Differential diagnosis of lichen planus actinicus includes discoid lupus erythematosus, granuloma annulare, melasma, secondary syphilis, fixed drug eruption, polymorphous light eruption, and erythema dyschronicum perstans. (5) The clinician also must exclude the possibility of a drug-induced photosensitive lichenoid eruption by taking a complete medication history.
The histologic features of lichen planus actinicus are consistent with findings in classic lichen planus. (2-5) Hyperkeratosis of the stratum corneum, hypergranulosis, basal cell vacuolization, and Civatte bodies usually are present. Although clinically similar to cutaneous lupus and polymorphous light eruption, lichen planus actinicus can be distinguished histologically from these photodermatoses.

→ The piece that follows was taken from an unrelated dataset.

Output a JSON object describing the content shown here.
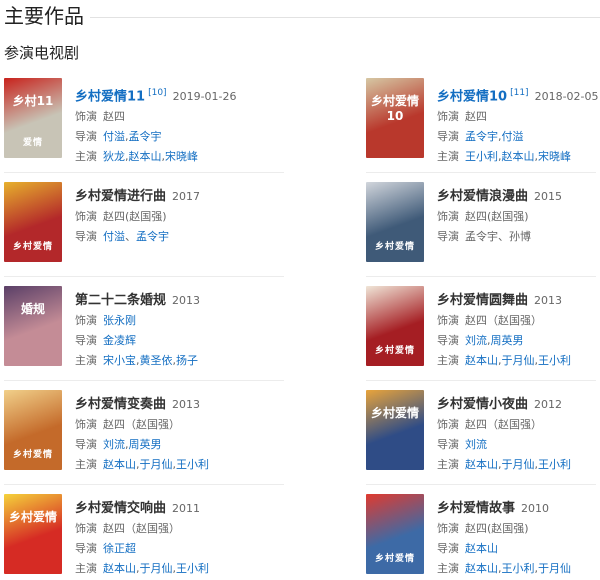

Lichen planus actinicus lacks follicular plugging, thickening of the basement membrane, and the periadnexal inflammatory infiltrate seen in cutaneous lupus erythematosus.

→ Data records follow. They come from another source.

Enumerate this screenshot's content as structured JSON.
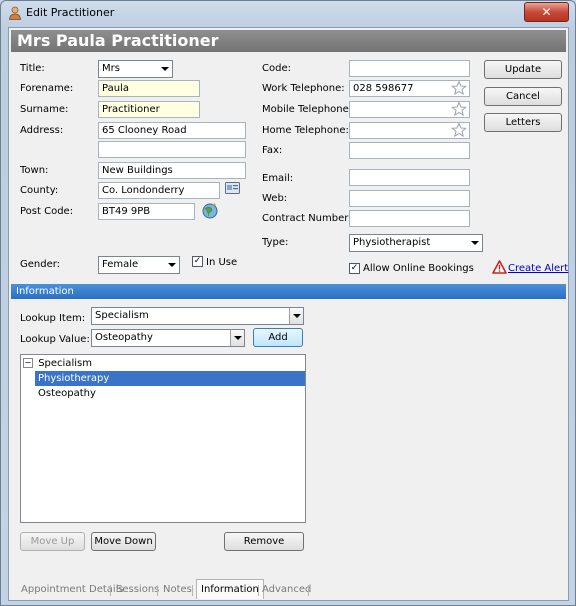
{
  "window": {
    "title": "Edit Practitioner",
    "close_label": "✕"
  },
  "header": {
    "title": "Mrs Paula Practitioner"
  },
  "form": {
    "title_label": "Title:",
    "title_value": "Mrs",
    "forename_label": "Forename:",
    "forename_value": "Paula",
    "surname_label": "Surname:",
    "surname_value": "Practitioner",
    "address_label": "Address:",
    "address_line1": "65 Clooney Road",
    "address_line2": "",
    "town_label": "Town:",
    "town_value": "New Buildings",
    "county_label": "County:",
    "county_value": "Co.  Londonderry",
    "postcode_label": "Post Code:",
    "postcode_value": "BT49 9PB",
    "gender_label": "Gender:",
    "gender_value": "Female",
    "in_use_label": "In Use",
    "in_use_checked": "✓",
    "code_label": "Code:",
    "code_value": "",
    "work_tel_label": "Work Telephone:",
    "work_tel_value": "028 598677",
    "mobile_tel_label": "Mobile Telephone:",
    "mobile_tel_value": "",
    "home_tel_label": "Home Telephone:",
    "home_tel_value": "",
    "fax_label": "Fax:",
    "fax_value": "",
    "email_label": "Email:",
    "email_value": "",
    "web_label": "Web:",
    "web_value": "",
    "contract_label": "Contract Number:",
    "contract_value": "",
    "type_label": "Type:",
    "type_value": "Physiotherapist",
    "online_label": "Allow Online Bookings",
    "online_checked": "✓",
    "alert_label": "Create Alert"
  },
  "side_buttons": {
    "update": "Update",
    "cancel": "Cancel",
    "letters": "Letters"
  },
  "information": {
    "section_title": "Information",
    "lookup_item_label": "Lookup Item:",
    "lookup_item_value": "Specialism",
    "lookup_value_label": "Lookup Value:",
    "lookup_value_value": "Osteopathy",
    "add_label": "Add",
    "tree": {
      "root_toggle": "−",
      "root": "Specialism",
      "items": [
        "Physiotherapy",
        "Osteopathy"
      ],
      "selected_index": 0
    },
    "move_up": "Move Up",
    "move_down": "Move Down",
    "remove": "Remove"
  },
  "tabs": [
    "Appointment Details",
    "Sessions",
    "Notes",
    "Information",
    "Advanced"
  ],
  "active_tab": "Information",
  "colors": {
    "header": "#7f7f7f",
    "section_bar": "#3a80d0",
    "selection": "#3a73c8",
    "required_field": "#ffffe1",
    "alert": "#cc2222"
  }
}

Variable treatment responses have been reported with bismuth, grenz rays, arsenic compounds, and topical corticosteroids under occlusion. 4,6 Hydroxychloroquine, intralesional corticosteroids, and topical sunscreens have been used with success. (5-8) Acitretin, used in combination with topical steroids and sun avoidance, also has resulted in complete resolution of lesions without recurrence. (9) Although psoralen-UVA, isotretinoin, systemic corticosteroids, cyclosporine, and dapsone have been used to treat classic lichen planus, there are currently no reports of their use in lichen planus actinicus.(10-11) Some cases may remit spontaneously with sun avoidance and use of sunblock. (11)